*** Opening Data records ***

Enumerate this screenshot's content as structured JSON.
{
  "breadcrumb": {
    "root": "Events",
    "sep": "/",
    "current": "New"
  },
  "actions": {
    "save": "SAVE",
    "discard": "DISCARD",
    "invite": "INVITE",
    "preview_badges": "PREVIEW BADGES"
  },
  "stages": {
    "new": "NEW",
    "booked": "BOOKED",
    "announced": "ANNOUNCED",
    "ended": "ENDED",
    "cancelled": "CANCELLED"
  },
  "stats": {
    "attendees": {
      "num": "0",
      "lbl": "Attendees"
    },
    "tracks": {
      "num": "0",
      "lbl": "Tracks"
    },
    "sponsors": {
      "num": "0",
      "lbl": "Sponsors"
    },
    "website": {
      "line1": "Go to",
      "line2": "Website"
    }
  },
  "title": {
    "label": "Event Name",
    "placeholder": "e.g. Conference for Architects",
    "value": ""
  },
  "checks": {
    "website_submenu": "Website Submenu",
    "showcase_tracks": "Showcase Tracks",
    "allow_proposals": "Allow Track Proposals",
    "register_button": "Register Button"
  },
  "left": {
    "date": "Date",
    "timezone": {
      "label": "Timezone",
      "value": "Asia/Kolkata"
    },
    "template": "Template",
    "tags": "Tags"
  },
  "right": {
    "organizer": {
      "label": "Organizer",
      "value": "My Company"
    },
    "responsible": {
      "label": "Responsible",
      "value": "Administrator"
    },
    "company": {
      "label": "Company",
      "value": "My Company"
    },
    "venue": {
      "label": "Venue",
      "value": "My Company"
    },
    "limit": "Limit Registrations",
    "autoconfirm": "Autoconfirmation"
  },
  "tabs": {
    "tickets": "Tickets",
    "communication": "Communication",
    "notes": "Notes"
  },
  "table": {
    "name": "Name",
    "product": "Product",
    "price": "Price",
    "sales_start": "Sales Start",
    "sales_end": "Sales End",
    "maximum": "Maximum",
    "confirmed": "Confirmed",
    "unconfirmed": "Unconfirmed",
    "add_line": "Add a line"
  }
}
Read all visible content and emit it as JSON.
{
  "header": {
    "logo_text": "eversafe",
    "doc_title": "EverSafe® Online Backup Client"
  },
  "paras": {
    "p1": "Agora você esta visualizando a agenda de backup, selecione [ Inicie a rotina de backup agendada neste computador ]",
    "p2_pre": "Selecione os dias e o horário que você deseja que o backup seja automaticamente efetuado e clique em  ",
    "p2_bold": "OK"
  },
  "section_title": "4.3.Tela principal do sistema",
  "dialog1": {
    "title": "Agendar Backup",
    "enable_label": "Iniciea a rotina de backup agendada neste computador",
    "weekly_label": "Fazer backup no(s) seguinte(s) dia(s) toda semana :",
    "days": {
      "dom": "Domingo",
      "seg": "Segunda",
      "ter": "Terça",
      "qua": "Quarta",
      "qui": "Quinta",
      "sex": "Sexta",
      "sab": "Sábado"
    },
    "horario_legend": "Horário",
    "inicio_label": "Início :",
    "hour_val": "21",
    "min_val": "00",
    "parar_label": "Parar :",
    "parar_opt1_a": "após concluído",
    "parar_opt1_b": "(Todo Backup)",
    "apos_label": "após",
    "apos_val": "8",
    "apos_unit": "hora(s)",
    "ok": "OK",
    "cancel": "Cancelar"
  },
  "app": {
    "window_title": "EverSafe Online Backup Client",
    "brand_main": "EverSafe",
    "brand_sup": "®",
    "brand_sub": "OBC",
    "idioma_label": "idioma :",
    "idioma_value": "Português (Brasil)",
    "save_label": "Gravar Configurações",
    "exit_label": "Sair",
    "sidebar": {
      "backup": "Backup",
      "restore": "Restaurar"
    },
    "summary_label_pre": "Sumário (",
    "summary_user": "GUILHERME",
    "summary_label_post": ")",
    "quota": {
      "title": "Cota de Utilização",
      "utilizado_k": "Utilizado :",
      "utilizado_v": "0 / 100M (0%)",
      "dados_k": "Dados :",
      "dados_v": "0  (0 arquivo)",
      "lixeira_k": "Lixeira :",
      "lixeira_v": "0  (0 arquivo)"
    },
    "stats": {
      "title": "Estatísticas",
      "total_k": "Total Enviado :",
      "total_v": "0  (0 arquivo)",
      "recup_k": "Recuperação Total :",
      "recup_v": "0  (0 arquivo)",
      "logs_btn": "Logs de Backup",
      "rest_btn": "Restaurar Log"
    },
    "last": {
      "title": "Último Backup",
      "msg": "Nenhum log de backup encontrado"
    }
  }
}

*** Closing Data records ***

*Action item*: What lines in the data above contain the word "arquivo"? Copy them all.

*Response for this exercise*:
      "dados_v": "0  (0 arquivo)",
      "lixeira_v": "0  (0 arquivo)"
      "total_v": "0  (0 arquivo)",
      "recup_v": "0  (0 arquivo)",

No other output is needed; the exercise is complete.